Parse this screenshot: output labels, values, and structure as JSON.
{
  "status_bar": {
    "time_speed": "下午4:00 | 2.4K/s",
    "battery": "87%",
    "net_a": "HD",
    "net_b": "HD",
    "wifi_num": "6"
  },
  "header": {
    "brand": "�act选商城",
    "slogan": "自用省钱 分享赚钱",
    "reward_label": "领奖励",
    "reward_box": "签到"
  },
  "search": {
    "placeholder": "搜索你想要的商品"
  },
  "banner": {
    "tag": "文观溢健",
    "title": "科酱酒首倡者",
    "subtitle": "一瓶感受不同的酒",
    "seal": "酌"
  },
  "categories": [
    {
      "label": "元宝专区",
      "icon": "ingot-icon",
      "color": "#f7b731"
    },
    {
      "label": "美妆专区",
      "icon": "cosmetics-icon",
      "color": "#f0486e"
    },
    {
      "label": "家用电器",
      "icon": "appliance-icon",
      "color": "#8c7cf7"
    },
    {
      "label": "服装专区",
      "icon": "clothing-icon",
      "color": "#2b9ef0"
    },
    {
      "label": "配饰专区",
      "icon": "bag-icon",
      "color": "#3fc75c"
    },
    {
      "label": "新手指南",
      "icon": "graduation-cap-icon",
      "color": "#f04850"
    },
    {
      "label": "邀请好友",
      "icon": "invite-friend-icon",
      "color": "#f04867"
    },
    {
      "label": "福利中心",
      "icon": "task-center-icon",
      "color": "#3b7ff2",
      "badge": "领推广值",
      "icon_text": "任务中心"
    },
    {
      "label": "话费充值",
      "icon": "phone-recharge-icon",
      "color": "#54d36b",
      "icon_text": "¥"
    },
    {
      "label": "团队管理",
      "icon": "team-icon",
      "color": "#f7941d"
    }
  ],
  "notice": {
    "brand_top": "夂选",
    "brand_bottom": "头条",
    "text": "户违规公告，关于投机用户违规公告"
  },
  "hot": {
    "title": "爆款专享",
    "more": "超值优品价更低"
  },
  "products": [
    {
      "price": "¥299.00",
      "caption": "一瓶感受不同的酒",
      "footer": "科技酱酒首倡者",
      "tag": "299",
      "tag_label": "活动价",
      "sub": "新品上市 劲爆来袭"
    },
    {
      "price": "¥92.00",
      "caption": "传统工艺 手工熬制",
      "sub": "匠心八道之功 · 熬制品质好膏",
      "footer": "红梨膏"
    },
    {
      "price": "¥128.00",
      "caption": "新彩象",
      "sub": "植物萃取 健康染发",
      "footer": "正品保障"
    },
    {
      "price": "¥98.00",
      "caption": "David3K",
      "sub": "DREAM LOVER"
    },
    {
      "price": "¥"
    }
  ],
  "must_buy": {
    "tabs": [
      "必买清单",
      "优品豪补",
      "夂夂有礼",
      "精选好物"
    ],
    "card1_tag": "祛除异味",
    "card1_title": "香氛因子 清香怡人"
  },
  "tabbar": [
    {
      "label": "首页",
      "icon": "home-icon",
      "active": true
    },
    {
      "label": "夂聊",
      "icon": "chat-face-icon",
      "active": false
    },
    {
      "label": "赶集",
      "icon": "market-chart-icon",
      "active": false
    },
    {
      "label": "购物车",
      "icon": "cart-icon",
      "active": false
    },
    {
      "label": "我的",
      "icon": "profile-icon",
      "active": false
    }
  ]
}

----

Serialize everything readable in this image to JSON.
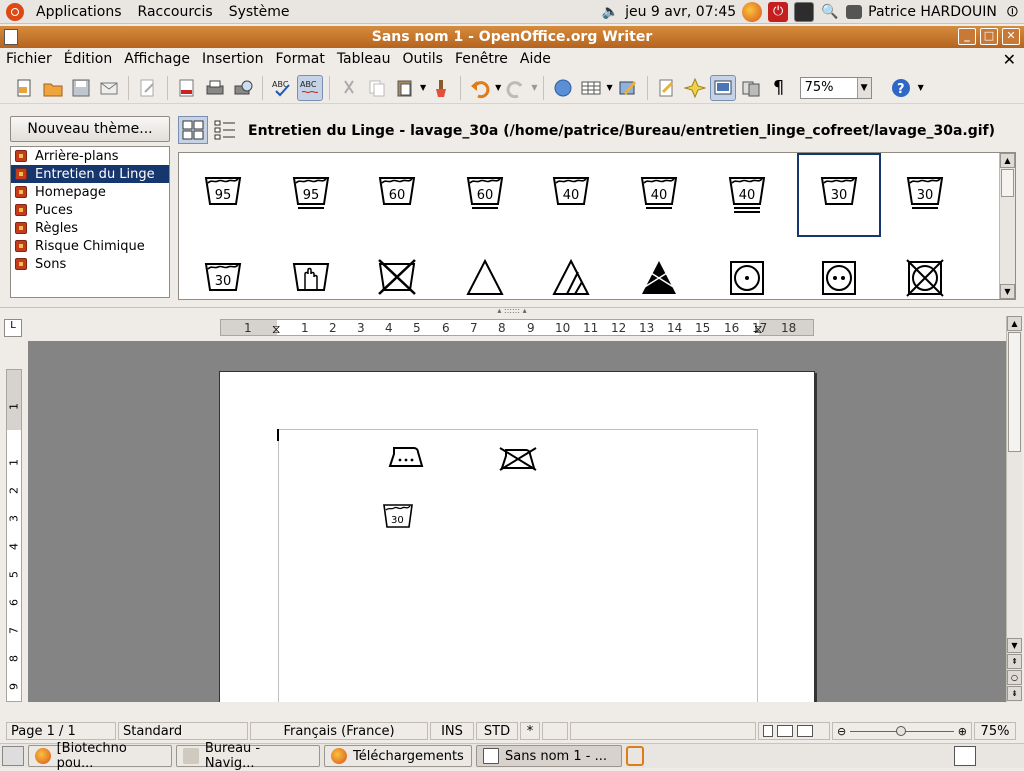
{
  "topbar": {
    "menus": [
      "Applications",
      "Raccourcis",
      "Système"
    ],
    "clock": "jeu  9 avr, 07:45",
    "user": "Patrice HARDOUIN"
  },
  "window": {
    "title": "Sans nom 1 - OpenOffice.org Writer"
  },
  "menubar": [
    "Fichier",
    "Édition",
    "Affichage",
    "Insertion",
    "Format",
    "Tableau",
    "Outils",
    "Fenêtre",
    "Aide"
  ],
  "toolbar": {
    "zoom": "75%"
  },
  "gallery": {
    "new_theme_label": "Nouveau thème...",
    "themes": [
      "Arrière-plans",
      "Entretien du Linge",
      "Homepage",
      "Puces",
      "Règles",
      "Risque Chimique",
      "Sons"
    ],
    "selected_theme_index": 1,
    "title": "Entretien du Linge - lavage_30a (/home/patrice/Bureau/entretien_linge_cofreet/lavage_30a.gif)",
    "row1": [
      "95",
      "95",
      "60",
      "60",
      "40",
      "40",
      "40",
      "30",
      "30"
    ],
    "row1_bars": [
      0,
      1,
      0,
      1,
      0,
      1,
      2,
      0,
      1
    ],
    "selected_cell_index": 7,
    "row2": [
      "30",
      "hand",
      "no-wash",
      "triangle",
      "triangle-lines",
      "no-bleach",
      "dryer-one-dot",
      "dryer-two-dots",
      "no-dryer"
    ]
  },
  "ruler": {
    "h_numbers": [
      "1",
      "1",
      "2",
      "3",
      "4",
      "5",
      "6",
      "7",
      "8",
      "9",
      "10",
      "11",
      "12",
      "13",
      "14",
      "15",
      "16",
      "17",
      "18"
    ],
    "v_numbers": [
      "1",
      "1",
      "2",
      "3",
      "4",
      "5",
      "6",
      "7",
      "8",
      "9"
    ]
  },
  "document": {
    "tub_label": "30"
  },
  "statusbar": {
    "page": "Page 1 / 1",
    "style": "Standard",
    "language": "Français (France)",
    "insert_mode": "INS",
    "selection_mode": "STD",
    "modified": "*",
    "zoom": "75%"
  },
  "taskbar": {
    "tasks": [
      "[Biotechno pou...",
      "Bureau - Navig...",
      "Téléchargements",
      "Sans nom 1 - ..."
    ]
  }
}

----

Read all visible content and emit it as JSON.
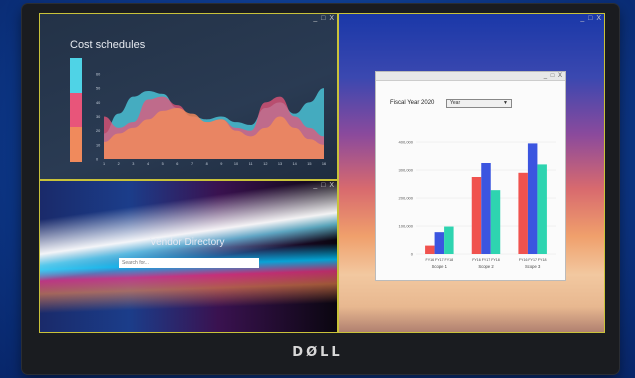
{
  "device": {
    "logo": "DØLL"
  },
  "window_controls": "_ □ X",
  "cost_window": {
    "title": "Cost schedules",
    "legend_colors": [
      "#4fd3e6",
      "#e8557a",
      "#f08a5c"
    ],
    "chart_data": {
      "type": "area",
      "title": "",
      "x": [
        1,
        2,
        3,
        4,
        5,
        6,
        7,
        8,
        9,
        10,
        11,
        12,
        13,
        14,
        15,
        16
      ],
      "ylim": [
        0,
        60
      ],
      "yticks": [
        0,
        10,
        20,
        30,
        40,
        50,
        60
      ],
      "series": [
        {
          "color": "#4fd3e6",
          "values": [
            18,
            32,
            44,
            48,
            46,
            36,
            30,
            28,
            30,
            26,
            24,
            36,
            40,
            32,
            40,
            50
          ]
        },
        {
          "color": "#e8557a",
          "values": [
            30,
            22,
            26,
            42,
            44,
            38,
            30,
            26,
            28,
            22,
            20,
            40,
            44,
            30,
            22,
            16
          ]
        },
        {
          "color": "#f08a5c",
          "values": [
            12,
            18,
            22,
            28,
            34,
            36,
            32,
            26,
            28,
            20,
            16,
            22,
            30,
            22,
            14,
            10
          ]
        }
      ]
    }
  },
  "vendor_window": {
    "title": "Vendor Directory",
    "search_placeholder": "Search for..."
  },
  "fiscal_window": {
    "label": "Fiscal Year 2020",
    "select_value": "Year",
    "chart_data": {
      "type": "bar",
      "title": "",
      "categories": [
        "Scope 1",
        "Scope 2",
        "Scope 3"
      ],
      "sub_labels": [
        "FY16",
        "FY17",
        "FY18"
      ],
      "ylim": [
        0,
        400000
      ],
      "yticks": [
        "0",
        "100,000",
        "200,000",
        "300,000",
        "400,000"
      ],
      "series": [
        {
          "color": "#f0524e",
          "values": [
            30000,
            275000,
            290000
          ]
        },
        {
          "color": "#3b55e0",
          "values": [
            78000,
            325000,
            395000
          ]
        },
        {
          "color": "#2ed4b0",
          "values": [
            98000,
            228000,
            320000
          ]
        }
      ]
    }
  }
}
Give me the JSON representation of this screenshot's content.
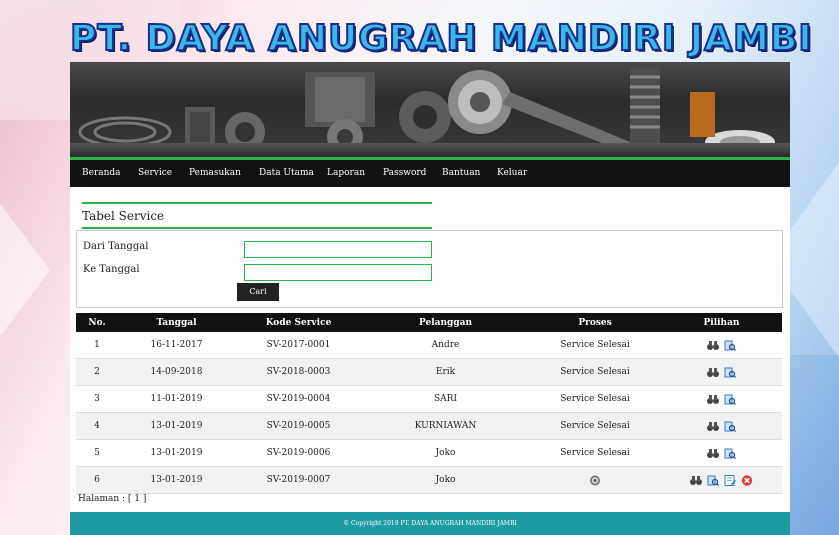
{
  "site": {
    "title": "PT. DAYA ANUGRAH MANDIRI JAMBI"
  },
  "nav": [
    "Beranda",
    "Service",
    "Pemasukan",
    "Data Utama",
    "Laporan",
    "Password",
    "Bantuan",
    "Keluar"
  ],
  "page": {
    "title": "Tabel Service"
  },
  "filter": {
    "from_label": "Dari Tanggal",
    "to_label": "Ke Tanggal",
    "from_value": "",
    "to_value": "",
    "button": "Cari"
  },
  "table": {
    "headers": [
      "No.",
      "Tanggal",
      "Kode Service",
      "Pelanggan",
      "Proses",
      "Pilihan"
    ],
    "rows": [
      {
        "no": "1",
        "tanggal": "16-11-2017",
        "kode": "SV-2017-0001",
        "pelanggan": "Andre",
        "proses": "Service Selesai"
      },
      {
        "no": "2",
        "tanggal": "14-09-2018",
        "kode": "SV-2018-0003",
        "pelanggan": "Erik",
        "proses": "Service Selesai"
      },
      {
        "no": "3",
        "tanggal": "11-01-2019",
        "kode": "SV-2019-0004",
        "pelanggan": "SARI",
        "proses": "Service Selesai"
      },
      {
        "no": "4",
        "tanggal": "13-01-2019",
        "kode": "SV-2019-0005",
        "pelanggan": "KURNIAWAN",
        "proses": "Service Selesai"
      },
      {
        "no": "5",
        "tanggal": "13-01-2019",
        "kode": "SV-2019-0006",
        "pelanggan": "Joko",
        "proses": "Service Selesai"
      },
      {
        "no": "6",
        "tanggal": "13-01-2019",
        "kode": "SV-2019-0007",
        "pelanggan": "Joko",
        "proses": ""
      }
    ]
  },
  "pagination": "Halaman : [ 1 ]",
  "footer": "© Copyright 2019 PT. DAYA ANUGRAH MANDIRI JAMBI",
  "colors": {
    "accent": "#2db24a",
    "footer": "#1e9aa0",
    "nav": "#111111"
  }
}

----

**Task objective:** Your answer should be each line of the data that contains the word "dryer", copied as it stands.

**Solved problem:**
      "dryer-one-dot",
      "dryer-two-dots",
      "no-dryer"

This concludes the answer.